● **WHAT THE TASK ASKS**
I need the number of lines in the following entries that hold the word "JSON", and no other text.

● **DATA LISTING**

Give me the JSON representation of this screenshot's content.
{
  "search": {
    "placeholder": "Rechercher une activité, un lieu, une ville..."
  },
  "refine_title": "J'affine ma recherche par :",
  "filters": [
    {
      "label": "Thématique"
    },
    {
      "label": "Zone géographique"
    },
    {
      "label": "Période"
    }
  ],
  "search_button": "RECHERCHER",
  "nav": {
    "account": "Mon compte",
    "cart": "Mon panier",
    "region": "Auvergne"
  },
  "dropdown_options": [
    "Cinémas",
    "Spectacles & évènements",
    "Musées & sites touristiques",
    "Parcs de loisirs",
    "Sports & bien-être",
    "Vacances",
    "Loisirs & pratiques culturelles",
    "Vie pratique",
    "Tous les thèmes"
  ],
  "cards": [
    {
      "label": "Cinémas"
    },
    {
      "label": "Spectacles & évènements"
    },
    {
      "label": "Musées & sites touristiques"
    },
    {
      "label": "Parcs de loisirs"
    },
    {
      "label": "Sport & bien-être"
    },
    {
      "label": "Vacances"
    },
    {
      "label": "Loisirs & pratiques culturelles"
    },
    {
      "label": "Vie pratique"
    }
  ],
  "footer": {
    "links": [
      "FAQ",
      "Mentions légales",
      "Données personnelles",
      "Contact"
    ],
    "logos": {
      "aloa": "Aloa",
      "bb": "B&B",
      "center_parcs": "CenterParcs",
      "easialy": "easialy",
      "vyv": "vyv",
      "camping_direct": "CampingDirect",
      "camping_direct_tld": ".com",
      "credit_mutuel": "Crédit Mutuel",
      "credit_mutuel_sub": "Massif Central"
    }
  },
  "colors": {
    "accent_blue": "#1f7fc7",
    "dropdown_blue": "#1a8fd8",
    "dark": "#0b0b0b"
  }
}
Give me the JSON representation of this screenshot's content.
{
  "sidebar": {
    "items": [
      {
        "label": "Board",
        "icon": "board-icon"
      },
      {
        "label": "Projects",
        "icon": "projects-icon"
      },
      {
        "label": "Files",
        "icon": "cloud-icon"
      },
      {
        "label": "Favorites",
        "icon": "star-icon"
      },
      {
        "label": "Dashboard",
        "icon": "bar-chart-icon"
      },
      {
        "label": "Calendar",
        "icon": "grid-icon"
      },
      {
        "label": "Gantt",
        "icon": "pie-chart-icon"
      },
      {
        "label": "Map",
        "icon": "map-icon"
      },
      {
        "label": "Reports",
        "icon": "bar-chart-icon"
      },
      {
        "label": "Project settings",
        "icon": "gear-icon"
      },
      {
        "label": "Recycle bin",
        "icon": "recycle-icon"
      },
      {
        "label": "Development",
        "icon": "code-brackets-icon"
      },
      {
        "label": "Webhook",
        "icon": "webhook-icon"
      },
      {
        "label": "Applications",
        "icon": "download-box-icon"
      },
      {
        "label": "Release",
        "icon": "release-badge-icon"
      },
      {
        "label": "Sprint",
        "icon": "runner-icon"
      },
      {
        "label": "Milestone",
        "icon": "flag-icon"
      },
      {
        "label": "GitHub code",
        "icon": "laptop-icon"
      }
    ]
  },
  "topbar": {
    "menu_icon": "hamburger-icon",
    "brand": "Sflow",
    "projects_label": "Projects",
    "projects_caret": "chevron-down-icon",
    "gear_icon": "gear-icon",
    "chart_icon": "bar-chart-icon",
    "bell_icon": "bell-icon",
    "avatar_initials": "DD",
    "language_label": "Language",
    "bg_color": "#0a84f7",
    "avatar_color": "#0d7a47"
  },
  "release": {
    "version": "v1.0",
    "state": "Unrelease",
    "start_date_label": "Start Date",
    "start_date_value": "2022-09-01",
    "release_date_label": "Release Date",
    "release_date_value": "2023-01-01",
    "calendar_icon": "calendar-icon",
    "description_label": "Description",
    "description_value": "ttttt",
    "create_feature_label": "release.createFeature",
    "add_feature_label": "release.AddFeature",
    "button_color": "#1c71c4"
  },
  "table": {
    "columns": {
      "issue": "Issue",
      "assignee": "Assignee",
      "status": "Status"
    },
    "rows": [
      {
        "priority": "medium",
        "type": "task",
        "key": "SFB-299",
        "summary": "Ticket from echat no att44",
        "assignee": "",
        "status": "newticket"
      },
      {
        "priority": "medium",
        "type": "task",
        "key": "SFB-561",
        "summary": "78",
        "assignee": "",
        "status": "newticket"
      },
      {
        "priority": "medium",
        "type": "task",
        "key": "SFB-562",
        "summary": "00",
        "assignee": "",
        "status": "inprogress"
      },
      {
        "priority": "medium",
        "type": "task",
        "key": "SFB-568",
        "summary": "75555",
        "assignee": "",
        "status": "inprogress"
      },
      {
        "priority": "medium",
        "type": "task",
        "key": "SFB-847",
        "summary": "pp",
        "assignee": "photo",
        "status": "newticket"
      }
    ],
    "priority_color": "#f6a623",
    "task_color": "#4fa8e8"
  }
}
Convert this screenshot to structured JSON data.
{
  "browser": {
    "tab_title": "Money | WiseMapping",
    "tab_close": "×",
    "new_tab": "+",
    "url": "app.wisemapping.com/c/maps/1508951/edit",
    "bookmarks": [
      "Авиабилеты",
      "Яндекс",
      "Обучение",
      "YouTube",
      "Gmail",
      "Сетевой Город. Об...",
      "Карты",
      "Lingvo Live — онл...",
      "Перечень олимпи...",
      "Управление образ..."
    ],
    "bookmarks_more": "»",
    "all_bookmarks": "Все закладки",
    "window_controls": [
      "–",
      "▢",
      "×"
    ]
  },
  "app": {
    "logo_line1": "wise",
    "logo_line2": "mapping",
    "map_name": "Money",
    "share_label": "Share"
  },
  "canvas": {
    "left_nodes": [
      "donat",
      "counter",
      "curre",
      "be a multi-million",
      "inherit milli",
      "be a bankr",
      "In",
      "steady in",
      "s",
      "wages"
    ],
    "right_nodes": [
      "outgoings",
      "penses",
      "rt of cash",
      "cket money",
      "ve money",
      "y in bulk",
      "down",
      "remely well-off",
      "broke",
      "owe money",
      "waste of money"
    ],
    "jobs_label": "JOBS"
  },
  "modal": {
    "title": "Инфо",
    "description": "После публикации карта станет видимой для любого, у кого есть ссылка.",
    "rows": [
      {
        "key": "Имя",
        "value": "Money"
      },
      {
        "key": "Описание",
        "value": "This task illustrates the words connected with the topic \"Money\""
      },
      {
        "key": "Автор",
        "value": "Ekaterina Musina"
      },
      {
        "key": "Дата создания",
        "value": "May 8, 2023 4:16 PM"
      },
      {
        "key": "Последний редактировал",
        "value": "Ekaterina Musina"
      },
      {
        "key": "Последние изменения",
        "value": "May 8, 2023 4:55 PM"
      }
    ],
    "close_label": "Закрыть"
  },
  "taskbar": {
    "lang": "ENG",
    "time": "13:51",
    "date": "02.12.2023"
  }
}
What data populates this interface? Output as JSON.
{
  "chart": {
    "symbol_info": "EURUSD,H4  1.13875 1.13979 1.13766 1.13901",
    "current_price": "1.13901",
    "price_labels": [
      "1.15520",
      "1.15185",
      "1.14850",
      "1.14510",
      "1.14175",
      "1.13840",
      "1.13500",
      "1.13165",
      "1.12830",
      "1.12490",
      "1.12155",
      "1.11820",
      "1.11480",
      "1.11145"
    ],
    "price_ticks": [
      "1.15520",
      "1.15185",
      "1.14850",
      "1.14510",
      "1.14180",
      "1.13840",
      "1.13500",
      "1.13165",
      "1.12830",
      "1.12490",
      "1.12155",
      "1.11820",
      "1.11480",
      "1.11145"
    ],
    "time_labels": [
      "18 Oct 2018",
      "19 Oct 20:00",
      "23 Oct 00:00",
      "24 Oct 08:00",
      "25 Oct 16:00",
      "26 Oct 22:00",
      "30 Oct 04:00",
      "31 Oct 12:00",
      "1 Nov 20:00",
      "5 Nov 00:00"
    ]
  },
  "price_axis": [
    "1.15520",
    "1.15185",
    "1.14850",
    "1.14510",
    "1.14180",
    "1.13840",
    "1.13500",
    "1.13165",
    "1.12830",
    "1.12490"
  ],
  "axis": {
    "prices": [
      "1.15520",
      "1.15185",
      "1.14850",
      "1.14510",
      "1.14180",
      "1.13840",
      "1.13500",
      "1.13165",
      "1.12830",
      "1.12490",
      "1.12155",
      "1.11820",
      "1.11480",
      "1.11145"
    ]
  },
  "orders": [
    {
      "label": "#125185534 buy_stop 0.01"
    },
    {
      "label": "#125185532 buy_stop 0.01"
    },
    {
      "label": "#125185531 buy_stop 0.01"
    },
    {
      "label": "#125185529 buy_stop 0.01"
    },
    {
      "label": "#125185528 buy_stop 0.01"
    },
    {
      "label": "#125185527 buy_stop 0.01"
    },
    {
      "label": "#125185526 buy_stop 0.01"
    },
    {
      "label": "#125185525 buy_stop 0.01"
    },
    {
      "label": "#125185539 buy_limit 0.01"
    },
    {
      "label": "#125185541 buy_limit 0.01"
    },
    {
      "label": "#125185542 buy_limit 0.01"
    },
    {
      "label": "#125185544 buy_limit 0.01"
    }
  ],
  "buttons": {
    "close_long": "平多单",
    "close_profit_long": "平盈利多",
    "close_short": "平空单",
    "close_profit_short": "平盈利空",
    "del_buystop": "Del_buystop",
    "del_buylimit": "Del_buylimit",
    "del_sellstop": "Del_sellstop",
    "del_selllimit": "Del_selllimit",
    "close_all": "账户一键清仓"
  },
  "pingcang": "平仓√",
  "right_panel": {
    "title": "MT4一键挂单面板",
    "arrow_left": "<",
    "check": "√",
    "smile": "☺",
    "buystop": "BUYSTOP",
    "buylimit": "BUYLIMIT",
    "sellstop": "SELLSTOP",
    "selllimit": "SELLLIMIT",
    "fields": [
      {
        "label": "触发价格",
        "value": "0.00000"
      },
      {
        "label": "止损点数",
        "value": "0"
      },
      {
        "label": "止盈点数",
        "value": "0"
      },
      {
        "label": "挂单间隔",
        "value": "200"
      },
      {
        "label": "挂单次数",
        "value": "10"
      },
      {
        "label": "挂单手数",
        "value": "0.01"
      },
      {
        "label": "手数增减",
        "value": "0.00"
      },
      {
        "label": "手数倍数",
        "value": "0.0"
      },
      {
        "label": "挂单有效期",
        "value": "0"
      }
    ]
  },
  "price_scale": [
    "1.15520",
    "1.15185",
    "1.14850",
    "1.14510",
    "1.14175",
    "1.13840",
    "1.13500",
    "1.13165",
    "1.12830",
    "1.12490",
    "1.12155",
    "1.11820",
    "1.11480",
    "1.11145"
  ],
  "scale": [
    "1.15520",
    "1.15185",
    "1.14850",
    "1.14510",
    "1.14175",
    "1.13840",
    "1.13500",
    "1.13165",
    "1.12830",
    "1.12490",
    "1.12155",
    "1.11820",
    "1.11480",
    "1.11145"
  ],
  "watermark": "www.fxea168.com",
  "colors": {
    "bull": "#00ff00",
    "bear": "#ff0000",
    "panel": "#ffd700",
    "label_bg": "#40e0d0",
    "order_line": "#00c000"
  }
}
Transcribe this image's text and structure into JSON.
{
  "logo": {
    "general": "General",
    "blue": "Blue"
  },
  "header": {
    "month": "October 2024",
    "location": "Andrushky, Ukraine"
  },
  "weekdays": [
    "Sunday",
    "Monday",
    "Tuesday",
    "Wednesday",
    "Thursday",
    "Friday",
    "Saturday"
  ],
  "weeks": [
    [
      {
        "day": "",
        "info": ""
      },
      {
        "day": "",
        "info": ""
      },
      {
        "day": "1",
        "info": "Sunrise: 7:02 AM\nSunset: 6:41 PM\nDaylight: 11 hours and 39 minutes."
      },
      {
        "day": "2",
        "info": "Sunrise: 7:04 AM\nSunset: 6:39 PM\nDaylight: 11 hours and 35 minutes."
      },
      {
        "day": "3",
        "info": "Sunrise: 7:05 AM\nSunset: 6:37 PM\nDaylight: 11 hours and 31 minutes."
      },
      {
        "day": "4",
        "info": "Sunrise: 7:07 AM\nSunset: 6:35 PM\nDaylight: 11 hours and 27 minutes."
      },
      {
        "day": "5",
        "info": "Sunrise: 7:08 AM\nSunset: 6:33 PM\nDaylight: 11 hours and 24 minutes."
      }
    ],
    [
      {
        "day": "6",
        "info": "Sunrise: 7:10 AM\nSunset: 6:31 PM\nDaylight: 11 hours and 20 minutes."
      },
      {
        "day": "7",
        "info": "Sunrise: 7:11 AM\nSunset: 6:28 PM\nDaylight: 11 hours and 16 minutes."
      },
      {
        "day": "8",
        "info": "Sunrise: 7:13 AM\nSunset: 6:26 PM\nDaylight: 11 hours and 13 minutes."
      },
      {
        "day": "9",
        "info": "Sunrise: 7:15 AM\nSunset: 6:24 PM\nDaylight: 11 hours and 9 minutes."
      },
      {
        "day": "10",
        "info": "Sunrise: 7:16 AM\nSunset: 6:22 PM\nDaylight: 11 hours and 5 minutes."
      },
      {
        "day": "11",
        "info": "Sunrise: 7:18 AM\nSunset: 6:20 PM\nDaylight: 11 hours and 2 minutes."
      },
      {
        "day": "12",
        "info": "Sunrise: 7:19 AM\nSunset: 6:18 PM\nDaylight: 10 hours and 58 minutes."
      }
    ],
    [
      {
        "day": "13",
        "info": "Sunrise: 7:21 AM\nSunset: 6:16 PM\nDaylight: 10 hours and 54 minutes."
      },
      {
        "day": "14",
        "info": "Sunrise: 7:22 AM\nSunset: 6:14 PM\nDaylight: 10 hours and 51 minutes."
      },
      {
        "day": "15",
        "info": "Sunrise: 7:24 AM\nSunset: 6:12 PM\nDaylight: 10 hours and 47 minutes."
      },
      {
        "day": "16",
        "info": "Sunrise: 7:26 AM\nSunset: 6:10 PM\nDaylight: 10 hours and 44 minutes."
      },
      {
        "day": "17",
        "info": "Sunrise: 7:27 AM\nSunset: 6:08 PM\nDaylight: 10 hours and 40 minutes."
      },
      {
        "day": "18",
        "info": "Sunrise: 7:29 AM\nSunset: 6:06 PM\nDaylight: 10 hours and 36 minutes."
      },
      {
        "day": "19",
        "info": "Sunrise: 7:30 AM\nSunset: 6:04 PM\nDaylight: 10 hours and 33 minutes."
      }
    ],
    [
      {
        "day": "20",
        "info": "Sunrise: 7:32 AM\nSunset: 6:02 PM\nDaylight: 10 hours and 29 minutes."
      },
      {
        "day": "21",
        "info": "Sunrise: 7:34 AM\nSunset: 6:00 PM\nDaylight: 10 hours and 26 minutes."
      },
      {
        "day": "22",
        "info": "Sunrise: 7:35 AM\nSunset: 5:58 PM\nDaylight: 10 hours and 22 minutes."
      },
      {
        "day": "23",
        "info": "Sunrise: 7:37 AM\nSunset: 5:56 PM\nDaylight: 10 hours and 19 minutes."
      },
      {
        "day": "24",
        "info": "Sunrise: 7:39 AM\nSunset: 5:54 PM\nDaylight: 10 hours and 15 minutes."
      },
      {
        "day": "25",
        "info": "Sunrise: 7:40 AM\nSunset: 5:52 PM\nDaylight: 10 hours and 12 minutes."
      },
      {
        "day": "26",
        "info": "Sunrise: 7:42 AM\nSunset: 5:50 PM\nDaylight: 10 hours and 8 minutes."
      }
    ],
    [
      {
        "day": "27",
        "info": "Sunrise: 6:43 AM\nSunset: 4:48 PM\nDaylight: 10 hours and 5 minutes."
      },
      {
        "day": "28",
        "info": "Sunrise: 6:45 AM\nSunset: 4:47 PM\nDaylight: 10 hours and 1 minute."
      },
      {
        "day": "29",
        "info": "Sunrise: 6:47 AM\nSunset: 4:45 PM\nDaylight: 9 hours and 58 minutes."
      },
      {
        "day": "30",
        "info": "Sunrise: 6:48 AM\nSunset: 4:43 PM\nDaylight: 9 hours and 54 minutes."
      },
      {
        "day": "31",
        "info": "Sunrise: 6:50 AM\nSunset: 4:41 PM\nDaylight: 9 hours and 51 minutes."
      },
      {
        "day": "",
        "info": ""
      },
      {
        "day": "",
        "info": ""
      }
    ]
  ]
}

● **RESULT**
5